The 2008 grand final wasn’t Franklin’s finest game, but it was the crescendo to his best individual season and the crowning of Clarkson’s first great team.


Franklin was a little quiet in the first half as the Hawks and Cats struggled to gain a clear advantage, but with a trademark 50-metre launch from the corner of the arc he kick-started a third-quarter surge that would never be headed.

The first goal of the last quarter of that grand final was crucial. It took nine minutes to come, but when it did, it came from Buddy’s boot — a drop punt that arced around a corner and killed off the Cats.

#335: Thoughts and prayers with Cale Hooker (round 13, 2010)

You’ve probably seen this goal upwards of a few dozen times, but it’s worth watching again for the hell of it.


Remember, he did basically the exact same thing to Mark McVeigh about three minutes before this. And, generally, kicks at least one variation of this goal every season.

#451: The greatest Buddy goal that didn’t matter (preliminary final, 2011)

In an alternate universe — in which Luke Ball doesn’t snap one from a stoppage a minute later — this might just about be Franklin’s greatest moment.


Given the timing and given the degree of difficulty, this is an absurd goal. And, yet, just minutes later, his season was over.

#485: A baker’s dozen (round 10, 2012)

Also known as Goal 13.


Goals number 12 and 13 that day both came in the last 90 seconds of the game, which explains why Anthony Hudson’s head famously exploded as Buddy snuck one more highlight into his reel.

#530: Hurdles at the MCG (round three, 2013)

End to end, in about 12 seconds, with a bit of Franklin flair thrown in.


This one was Goal of the Year in 2013, the second time Buddy had claimed the honour. If the footwork isn’t enough for you, a drop punt from the centre square will get you over the line.

Lance Franklin hurdles some players laying on the ground while he carries the ballLance Franklin hurdles some players laying on the ground while he carries the ball
First the hurdle, then the shot from 70 metres out.(Getty Images: Michael Dodge)

#856: A bag of 10 wins Franklin one more Coleman (round 23, 2017)

On this day, Lance Franklin decided to single-handedly decimate the Carlton Football Club and win a Coleman Medal, presumably just because he felt like it.


Buddy outscored the Blues himself by five points and, despite beginning the match trailing Josh Kennedy by five goals in the Coleman race, ended it with a five-goal lead.

#868: Buddy’s new playground (round 1, 2018)

Let this be a lesson to all of us: Don’t invite Lance Franklin to your house-warming. He will humiliate the hosts in front of everyone, write his name in big block letters all over the wall and make you wish you never invited him in the first place.

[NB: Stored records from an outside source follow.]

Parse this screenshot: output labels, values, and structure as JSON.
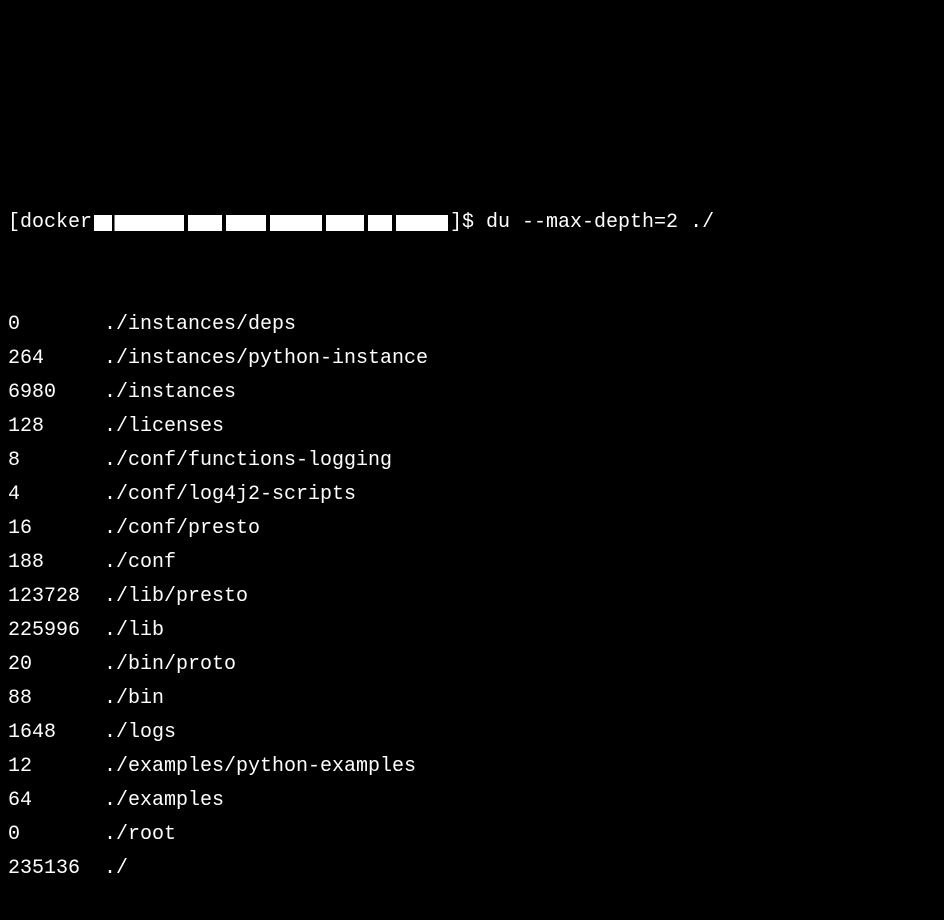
{
  "prompt": {
    "user_open": "[docker",
    "user_close": "]$ ",
    "command": "du --max-depth=2 ./"
  },
  "entries": [
    {
      "size": "0",
      "path": "./instances/deps"
    },
    {
      "size": "264",
      "path": "./instances/python-instance"
    },
    {
      "size": "6980",
      "path": "./instances"
    },
    {
      "size": "128",
      "path": "./licenses"
    },
    {
      "size": "8",
      "path": "./conf/functions-logging"
    },
    {
      "size": "4",
      "path": "./conf/log4j2-scripts"
    },
    {
      "size": "16",
      "path": "./conf/presto"
    },
    {
      "size": "188",
      "path": "./conf"
    },
    {
      "size": "123728",
      "path": "./lib/presto"
    },
    {
      "size": "225996",
      "path": "./lib"
    },
    {
      "size": "20",
      "path": "./bin/proto"
    },
    {
      "size": "88",
      "path": "./bin"
    },
    {
      "size": "1648",
      "path": "./logs"
    },
    {
      "size": "12",
      "path": "./examples/python-examples"
    },
    {
      "size": "64",
      "path": "./examples"
    },
    {
      "size": "0",
      "path": "./root"
    },
    {
      "size": "235136",
      "path": "./"
    }
  ]
}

Lance Franklin gestures to the crowd after kicking a goal for SydneyLance Franklin gestures to the crowd after kicking a goal for Sydney
Buddy put on a show at the first AFL match at the new Perth Stadium in 2018.(AAP: Travis Anderson)

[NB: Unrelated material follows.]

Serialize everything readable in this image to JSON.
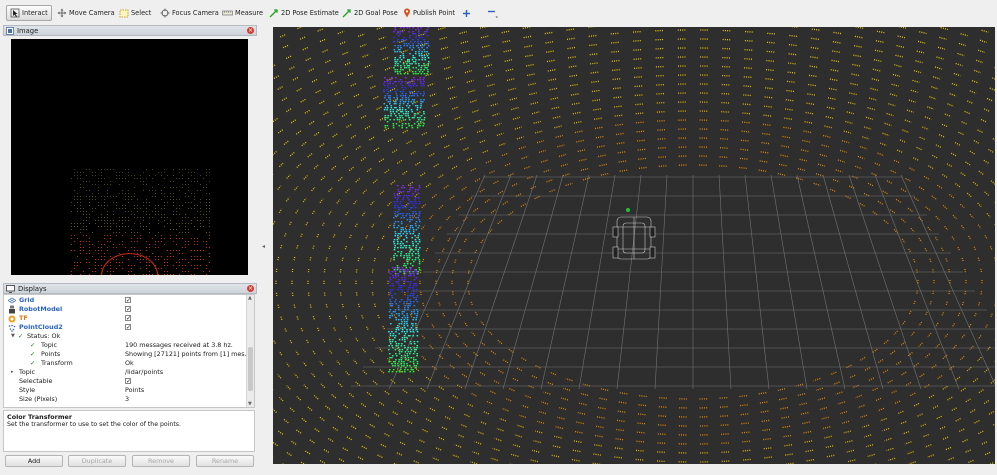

The eight goals Buddy kicked that day against West Coast remains the record at Perth Stadium. Against what would soon be the premiership back line, no less.

#987: Still got it (round 23, 2021)

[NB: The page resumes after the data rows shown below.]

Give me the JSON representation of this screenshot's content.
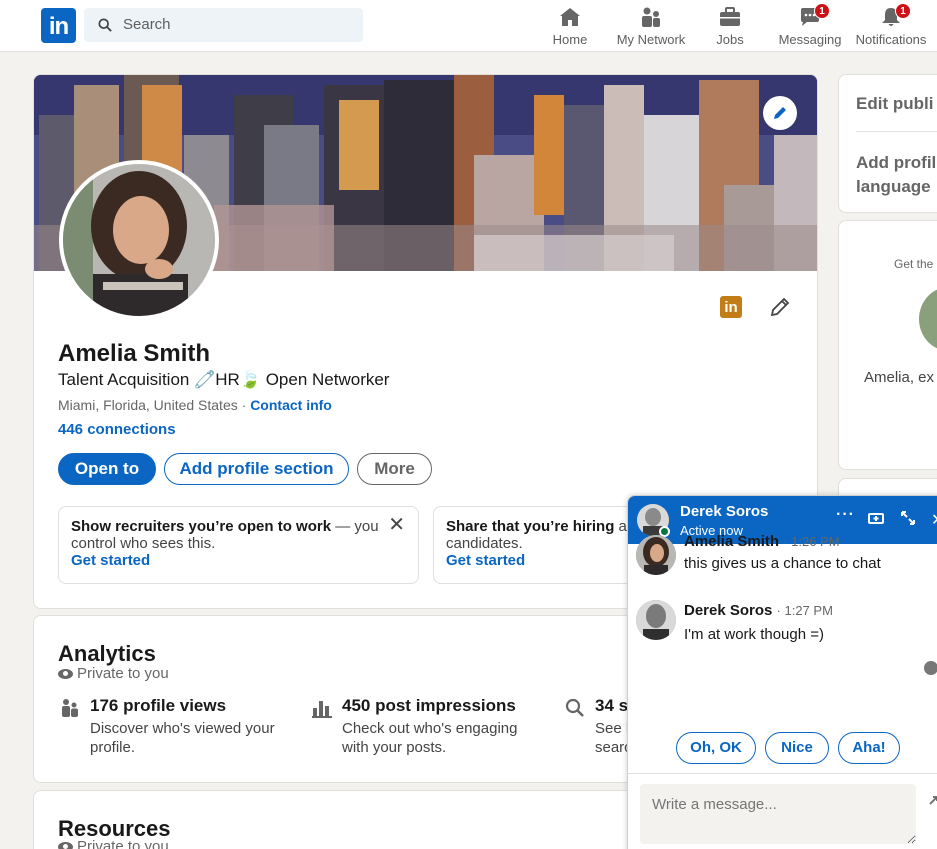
{
  "nav": {
    "search_placeholder": "Search",
    "items": [
      {
        "label": "Home",
        "icon": "home-icon"
      },
      {
        "label": "My Network",
        "icon": "network-icon"
      },
      {
        "label": "Jobs",
        "icon": "briefcase-icon"
      },
      {
        "label": "Messaging",
        "icon": "messaging-icon",
        "badge": "1"
      },
      {
        "label": "Notifications",
        "icon": "bell-icon",
        "badge": "1"
      }
    ]
  },
  "profile": {
    "name": "Amelia Smith",
    "headline": "Talent Acquisition 🧷HR🍃 Open Networker",
    "location": "Miami, Florida, United States ·",
    "contact_info": "Contact info",
    "connections": "446 connections",
    "buttons": {
      "open_to": "Open to",
      "add_section": "Add profile section",
      "more": "More"
    },
    "promo_work": {
      "bold": "Show recruiters you’re open to work",
      "rest": " — you control who sees this.",
      "link": "Get started"
    },
    "promo_hiring": {
      "bold": "Share that you’re hiring",
      "rest": " and attract qualified candidates.",
      "link": "Get started"
    }
  },
  "analytics": {
    "title": "Analytics",
    "privacy": "Private to you",
    "stats": [
      {
        "title": "176 profile views",
        "desc1": "Discover who's viewed your",
        "desc2": "profile.",
        "icon": "people-icon"
      },
      {
        "title": "450 post impressions",
        "desc1": "Check out who's engaging",
        "desc2": "with your posts.",
        "icon": "bar-chart-icon"
      },
      {
        "title": "34 s",
        "desc1": "See h",
        "desc2": "searc",
        "icon": "search-icon"
      }
    ]
  },
  "resources": {
    "title": "Resources",
    "privacy": "Private to you"
  },
  "right_column": {
    "edit_public": "Edit publi",
    "add_profile_1": "Add profil",
    "add_profile_2": "language",
    "get_the": "Get the",
    "amelia_ex": "Amelia, ex"
  },
  "chat": {
    "contact_name": "Derek Soros",
    "status": "Active now",
    "messages": [
      {
        "sender": "Amelia Smith",
        "time": "· 1:26 PM",
        "text": "this gives us a chance to chat"
      },
      {
        "sender": "Derek Soros",
        "time": "· 1:27 PM",
        "text": "I'm at work though =)"
      }
    ],
    "quick_replies": [
      "Oh, OK",
      "Nice",
      "Aha!"
    ],
    "composer_placeholder": "Write a message..."
  },
  "colors": {
    "brand": "#0a66c2",
    "badge": "#cc1016",
    "online": "#057642"
  }
}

Buddy made a late charge to reach four figures by the end of the 2021 season, and it seemed anything was possible when he slotted this one against Gold Coast.


Perhaps the Suns thought Buddy would go easy on them for the first 15 seconds of the game. Not so. A mark inside the centre square, a little jog to 55 and yet another left-foot banger from the master of the art.

#1,000: Mission accomplished (round two, 2022)

The stage was set and, as ever, Buddy rose to the occasion.

Franklin had a quiet first half, even as his Swans took hold against Geelong but, late in the third quarter, the mood changed dramatically.


At three-quarter time, Buddy was one away. About 15 minutes — and one torturous stint on the bench — later, the deed was done.

Once Chad Warner had lowered the eyes and laced Buddy out, the charge to the middle of the SCG was on.



Author: Ivan Robinson